Sunday August 21, 2011
[From the trip Birds of Sydney's Northern Beaches]
Starting at the Garden St entrance (note that a few sightings of Black Bittern have been made along the creek passing under Garden St), you walk into a timbered section of the wetland. The immediate are next to the road is a good area for White-cheeked Honeyeaters and Rose Robins in winter, and Black-faced Monarchs and Sacred Kingfishers in summer. By walking along the track, you may spot Red-browed Finches, White-throated Treecreepers, Laughing Kookaburras, Brown Gerygones and if you’re very quiet, maybe a Buff-banded Rail (crakes are also around apparently, but I’ve never seen one here). Spotted Pardalote are occasionally in the trees, and Rainbow, Scaly and Little Lorikeets can be seen if the Swamp Mahoganys are flowering. Swift Parrots have also been recorded in the reserve during winter months.
As the boardwalk rises so it is a few metres above the ground, you will start seeing waterbirds. Purple Swamphen, Dusky Moorhen, Pacific Black Duck, Chestnut Teal, Grey Teal and Mallard are all common. Variegated Fairy-wrens can be seen sometimes, and in summer there is always a chance for Australasian Reed-warbler, Tawny Grassbird and Latham’s Snipe.
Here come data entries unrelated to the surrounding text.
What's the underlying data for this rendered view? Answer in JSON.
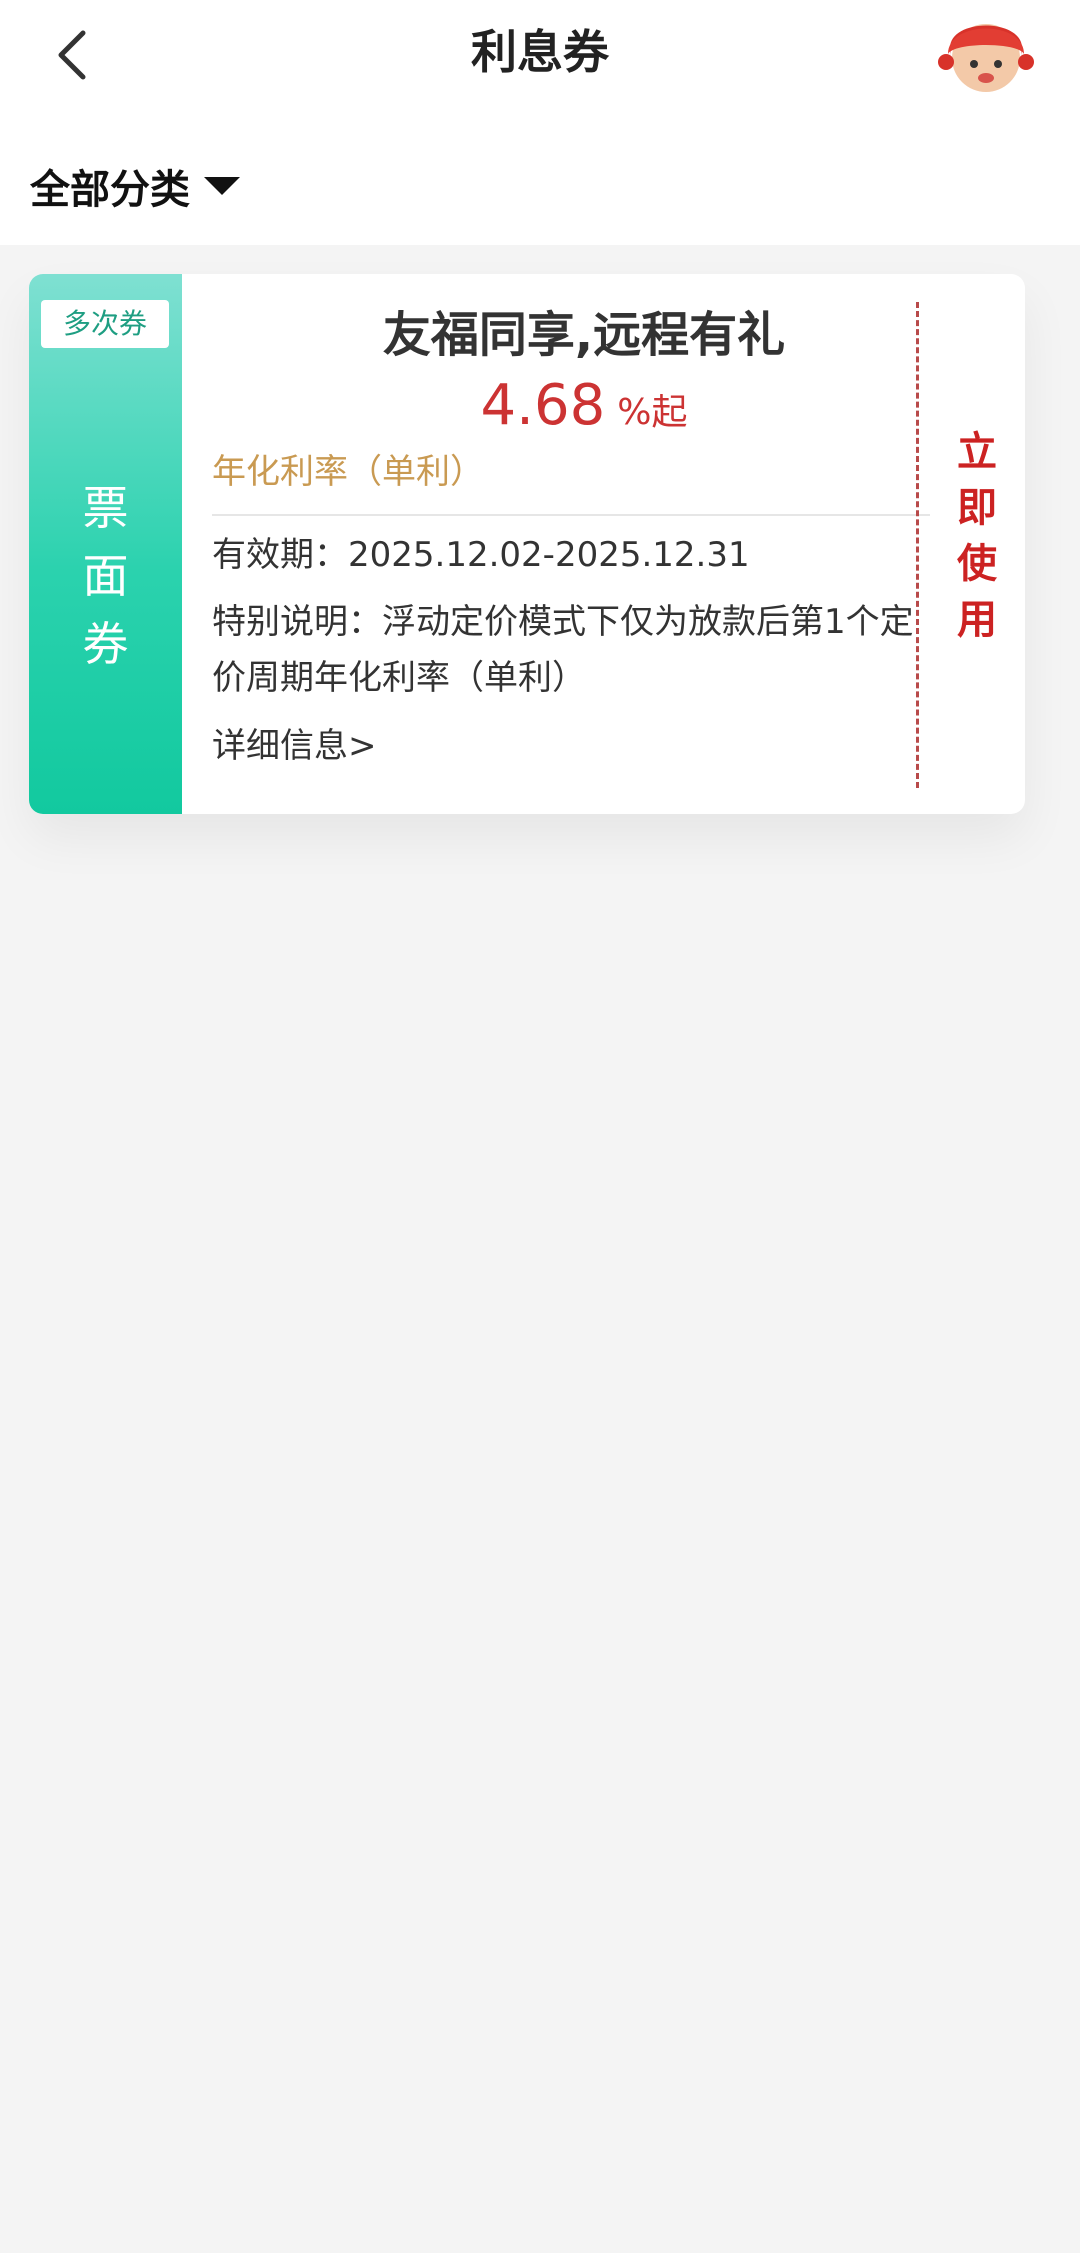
{
  "header": {
    "title": "利息券",
    "back_icon": "chevron-left-icon",
    "avatar_icon": "mascot-avatar-icon"
  },
  "filter": {
    "label": "全部分类",
    "caret_icon": "caret-down-icon"
  },
  "coupon": {
    "tag": "多次券",
    "side_label": [
      "票",
      "面",
      "券"
    ],
    "title": "友福同享,远程有礼",
    "rate_value": "4.68",
    "rate_suffix": "%起",
    "rate_label": "年化利率（单利）",
    "validity": "有效期：2025.12.02-2025.12.31",
    "special_note": "特别说明：浮动定价模式下仅为放款后第1个定价周期年化利率（单利）",
    "detail_link": "详细信息>",
    "action": [
      "立",
      "即",
      "使",
      "用"
    ],
    "colors": {
      "accent_green": "#2bd2ae",
      "rate_red": "#cc3333",
      "label_gold": "#c99a52",
      "action_red": "#cc2222"
    }
  }
}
Great Egrets and Royal Spoonbills are possible (as are crakes and rails).
I have always found this raised boardwalk one of the best locations in Warriewood to spot raptors, as it gives you a wide, treeless view across much of the reserve. I have previously seen Brown Goshawk, Grey Goshawk and Swamp Harrier while on this walk.
At the end (when you enter the casuarina grove), continue walking around to the left of the playground and head along the road towards the shopping centre. Walking along the back of the shopping centre sometimes gives nice surprises (eg: Diamond Python lying in a puddle once), but is generally not a very good location for birds.
You will re-enter the reserve when you walk past the shopping centre, then there is another boardwalk on your left. Follow this, looking out for Reed-warblers. This is one of the less healthy parts of the reserve in my opinion, but is another good spot to see raptors.
At the very end of this track, back on the west side of the reserve, there are two large ponds which often turn up some birds that aren’t around in the other parts of the wetland. By scanning each pond, you may pick up Australasian Grebe, Royal Spoonbill, Great Egret, Black and Little Pied Cormorants. A pair of Little Bittern were present in the left pond for a month or so in 2006, but none have been seen since.
Continuing along the track (following it to the left), you walk along the side of the reserve. Along this track, I have seen Sulphur-crested Cockatoos, Long-billed Corellas, Galahs, Silvereyes and Masked Lapwings. By staying with the reserve on your left, you will get back to Garden St where you started.